Task objective: Omit the images and reproduce the rest of the entries exactly.

(Entries from a dataset of interfaces)
- - - - -

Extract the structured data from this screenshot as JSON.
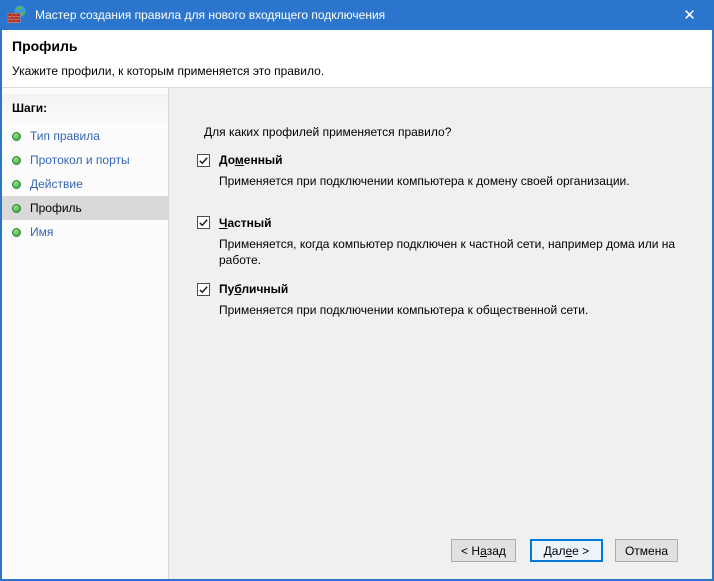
{
  "colors": {
    "frame": "#2b76cc",
    "link": "#3465b4",
    "bullet": "#2c9b2c",
    "stepsel": "#d9d9d9",
    "nextbd": "#0078d7",
    "nextbg": "#ebf3fb"
  },
  "icons": {
    "app": "firewall-icon",
    "close": "✕"
  },
  "window": {
    "title": "Мастер создания правила для нового входящего подключения"
  },
  "header": {
    "title": "Профиль",
    "subtitle": "Укажите профили, к которым применяется это правило."
  },
  "sidebar": {
    "heading": "Шаги:",
    "items": [
      {
        "label": "Тип правила",
        "selected": false
      },
      {
        "label": "Протокол и порты",
        "selected": false
      },
      {
        "label": "Действие",
        "selected": false
      },
      {
        "label": "Профиль",
        "selected": true
      },
      {
        "label": "Имя",
        "selected": false
      }
    ]
  },
  "main": {
    "question": "Для каких профилей применяется правило?",
    "profiles": [
      {
        "label": {
          "text": "Доменный",
          "u": 2
        },
        "checked": true,
        "description": "Применяется при подключении компьютера к домену своей организации."
      },
      {
        "label": {
          "text": "Частный",
          "u": 0
        },
        "checked": true,
        "description": "Применяется, когда компьютер подключен к частной сети, например дома или на работе."
      },
      {
        "label": {
          "text": "Публичный",
          "u": 2
        },
        "checked": true,
        "description": "Применяется при подключении компьютера к общественной сети."
      }
    ]
  },
  "buttons": {
    "back": {
      "text": "< Назад",
      "u": 3
    },
    "next": {
      "text": "Далее >",
      "u": 3
    },
    "cancel": {
      "text": "Отмена",
      "u": -1
    }
  }
}
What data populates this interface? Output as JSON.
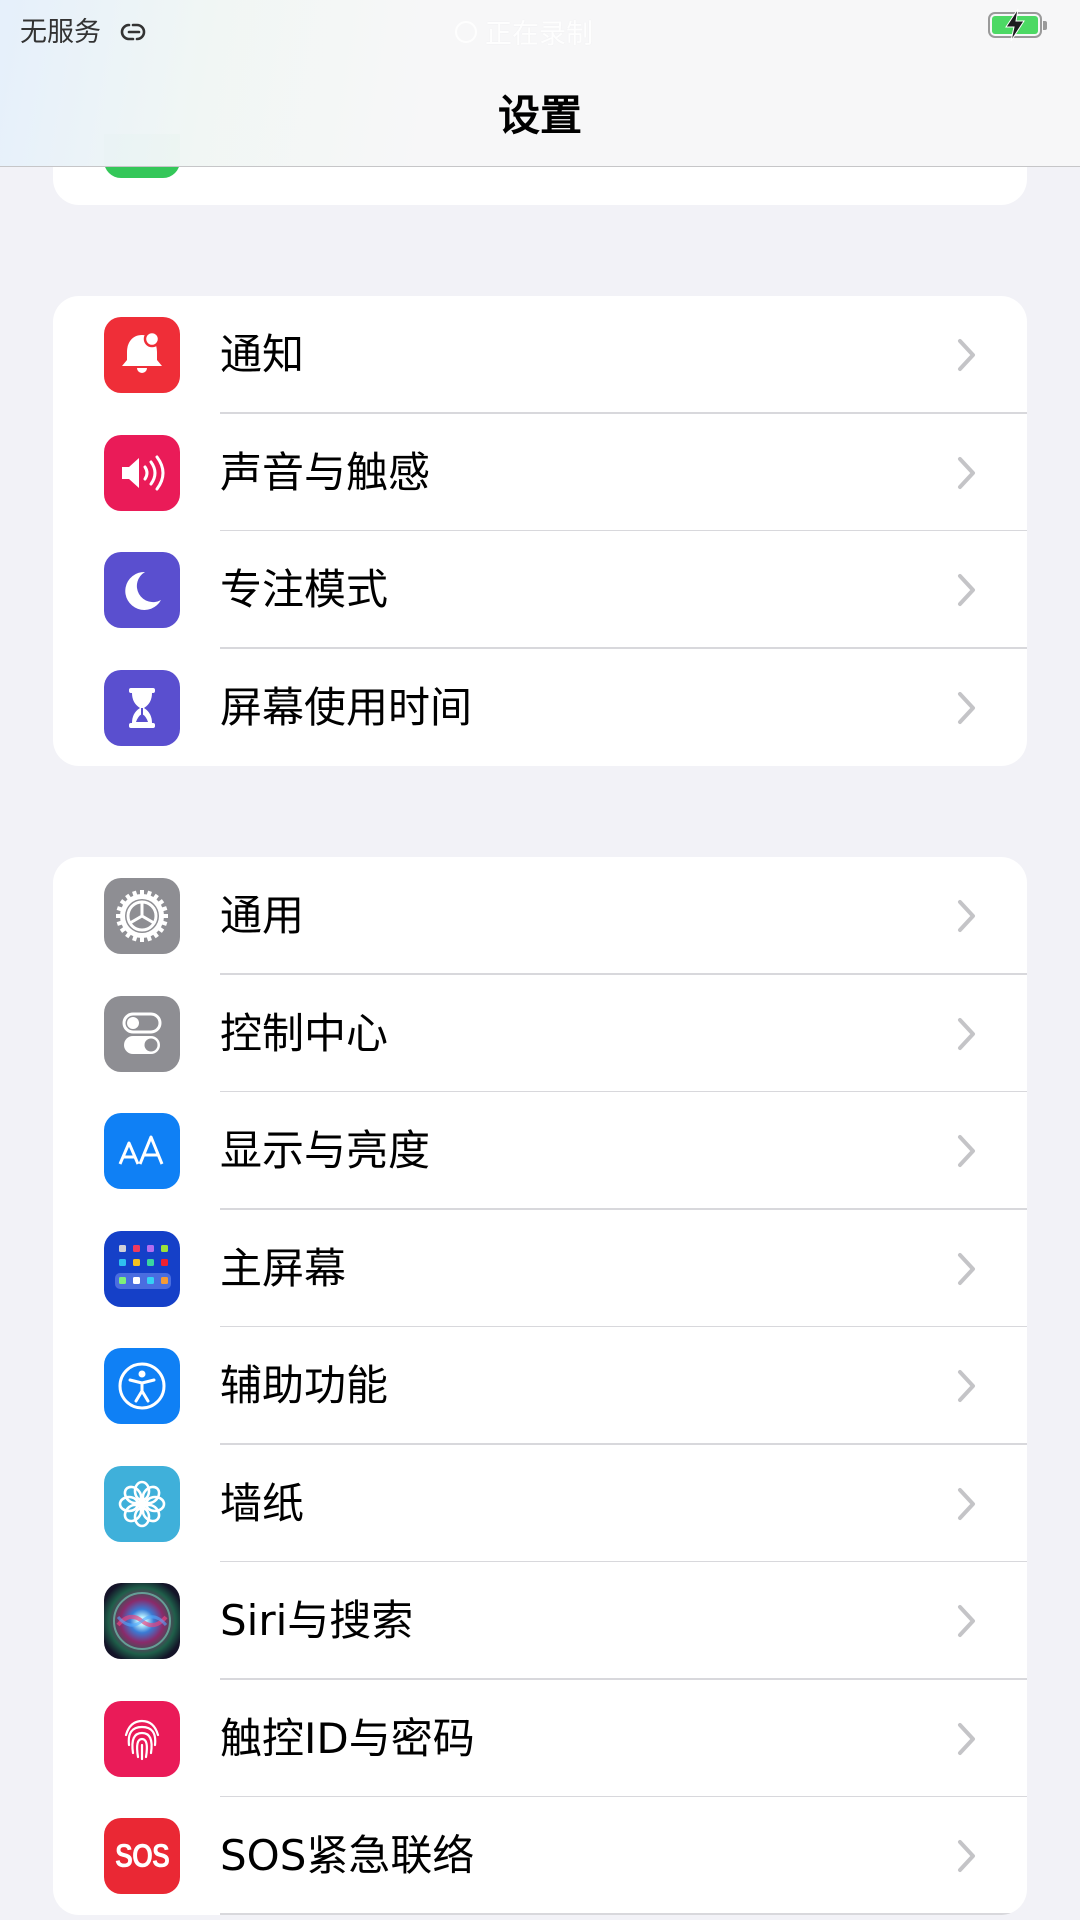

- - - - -

Written reply:
Extract the structured data from this screenshot as JSON.
{
  "colors": {
    "frame": "#2b76cc",
    "link": "#3465b4",
    "bullet": "#2c9b2c",
    "stepsel": "#d9d9d9",
    "nextbd": "#0078d7",
    "nextbg": "#ebf3fb"
  },
  "icons": {
    "app": "firewall-icon",
    "close": "✕"
  },
  "window": {
    "title": "Мастер создания правила для нового входящего подключения"
  },
  "header": {
    "title": "Профиль",
    "subtitle": "Укажите профили, к которым применяется это правило."
  },
  "sidebar": {
    "heading": "Шаги:",
    "items": [
      {
        "label": "Тип правила",
        "selected": false
      },
      {
        "label": "Протокол и порты",
        "selected": false
      },
      {
        "label": "Действие",
        "selected": false
      },
      {
        "label": "Профиль",
        "selected": true
      },
      {
        "label": "Имя",
        "selected": false
      }
    ]
  },
  "main": {
    "question": "Для каких профилей применяется правило?",
    "profiles": [
      {
        "label": {
          "text": "Доменный",
          "u": 2
        },
        "checked": true,
        "description": "Применяется при подключении компьютера к домену своей организации."
      },
      {
        "label": {
          "text": "Частный",
          "u": 0
        },
        "checked": true,
        "description": "Применяется, когда компьютер подключен к частной сети, например дома или на работе."
      },
      {
        "label": {
          "text": "Публичный",
          "u": 2
        },
        "checked": true,
        "description": "Применяется при подключении компьютера к общественной сети."
      }
    ]
  },
  "buttons": {
    "back": {
      "text": "< Назад",
      "u": 3
    },
    "next": {
      "text": "Далее >",
      "u": 3
    },
    "cancel": {
      "text": "Отмена",
      "u": -1
    }
  }
}
What data populates this interface? Output as JSON.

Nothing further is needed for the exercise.